MC: Your videos are incredible. How big of an outlet are music videos for the bands’ creativity?
N: We’ve got an amazing little team of film-makers who are the real people to take praise for the video work. Couldn’t do it without them. Myself and the band are all very visual people and use imagery to inspire a lot of the places we take the music. Visuals were especially integral to the song She Speaks the Wave, which has quite an abstract lyric. Have you ever been in a moment when somebody is speaking to you and suddenly every word that comes out of their mouth hits you like this crashing tidal wave? The anxiety might even make you feel like you’re drowning or suffocating. It’s all metaphoric, but the feeling is so real. Genevieve Blais who directed that one, did a really cool job of depicting the unavoidable truth of cycles constantly ending and beginning.
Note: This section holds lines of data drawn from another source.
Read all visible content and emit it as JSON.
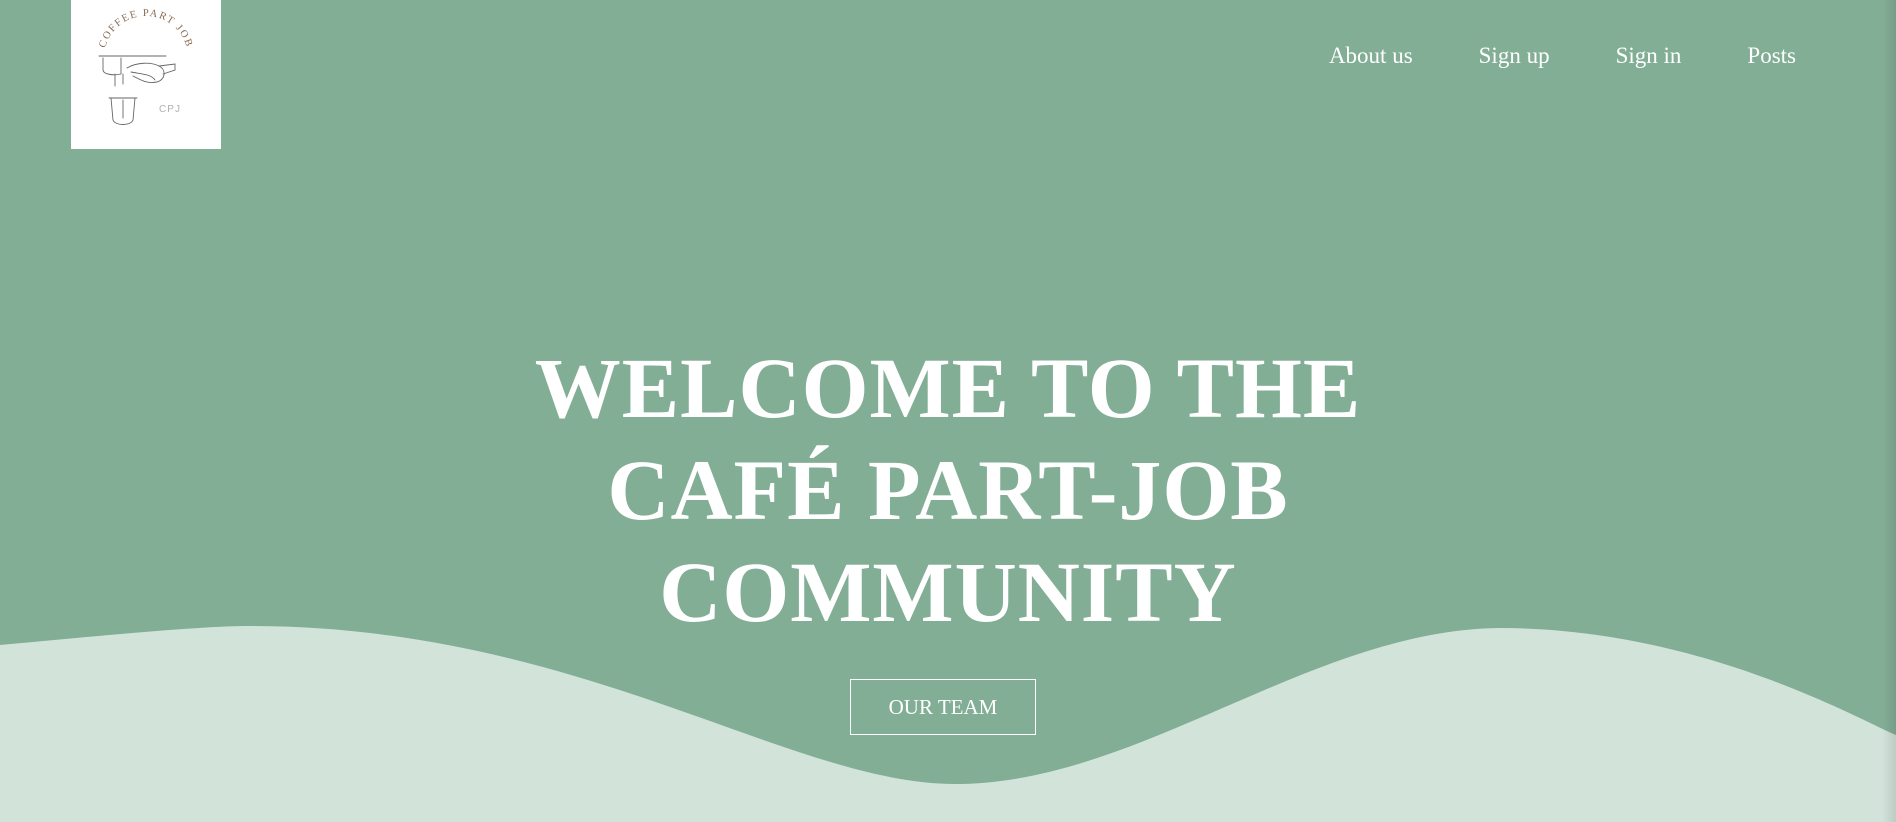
{
  "logo": {
    "alt": "Coffee Part Job logo",
    "arc_text": "COFFEE PART JOB",
    "monogram": "CPJ"
  },
  "nav": {
    "items": [
      {
        "label": "About us"
      },
      {
        "label": "Sign up"
      },
      {
        "label": "Sign in"
      },
      {
        "label": "Posts"
      }
    ]
  },
  "hero": {
    "title_line1": "WELCOME TO THE",
    "title_line2": "CAFÉ PART-JOB",
    "title_line3": "COMMUNITY",
    "button_label": "OUR TEAM"
  },
  "colors": {
    "hero_background": "#83ae96",
    "wave_fill": "#d2e3da",
    "text": "#ffffff",
    "logo_background": "#ffffff"
  }
}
If you can visually tap into the mood of a song successfully musicians can create a much more profound experience. It’s about working all those human senses together. Now imagine if we can introduce smell, touch and taste into a listening experience? This is why live shows are still the best way to experience music.
MC: How much of the sound of Digital Ashes was influenced by the environment during recording?
N: We did the record in this old converted monastery in Buffalo, NY with Justin Rose. He really had us “use the space” by taking full advantage of the natural acoustics, nooks and crannies of the building’s architecture. The room gave the record a spacious, dramatic and hypnotic imprint that wouldn’t have been there if we had made it in a smaller conventional urban studio. That town has such an authentic dystopian feeling to it. Who knows what kind of spirits got in there.
MC: What do you guys enjoy doing in your off-time?
N: Vic surprisingly is the quietest of the bunch usually reading or covering himself in his tattoo designs. Jared is a live music champ. He’s seen so many amazing performers all over the country in totally unique environments. Josh is a horror movie nerd. High-budget, B-movie, psychological, slasher, you name it, he’ll know it…and the soundtrack. I’ve recently become fascinated in a community of psychics and mediums in Cassadega, NY. You need to be a registered medium in order to live there. I just visit and hangout with them as much as possible, but now I’m exploring studying mediumship. Cause really, how could that not be one of the most chill places to live?
MC: New or vintage instruments?
N: Combining new AND vintage instruments gets us the most interesting and unpredictable results. Though most of our stuff is analog or vintage, especially the synths. In Toronto we work with Mike Rocha and his studio is always full of unique obscure old stuff. So between his gear and ours it’s literally wall to wall covered. Some favorite pieces of vintage gear that have been essential to our recordings thus far are a Moog Source, DX7, Juno-60, CP-70, Korg/Roland Tape Echo’s and an Eventide Harmonizer to name a few. If you like nerding out on vintage gear and synths like us, check out vintagesynth.com. You’ll be hooked for days. Sorry in advance.
MC: What’s next?
N: We’re releasing the most satirical song we’ve ever written in the fall and sooo excited. It’s going to be on our debut full-length LP. The video concept we have going is our most ambitious yet. All I can say is that we’ll be reviving our favorite performers who are no longer with us.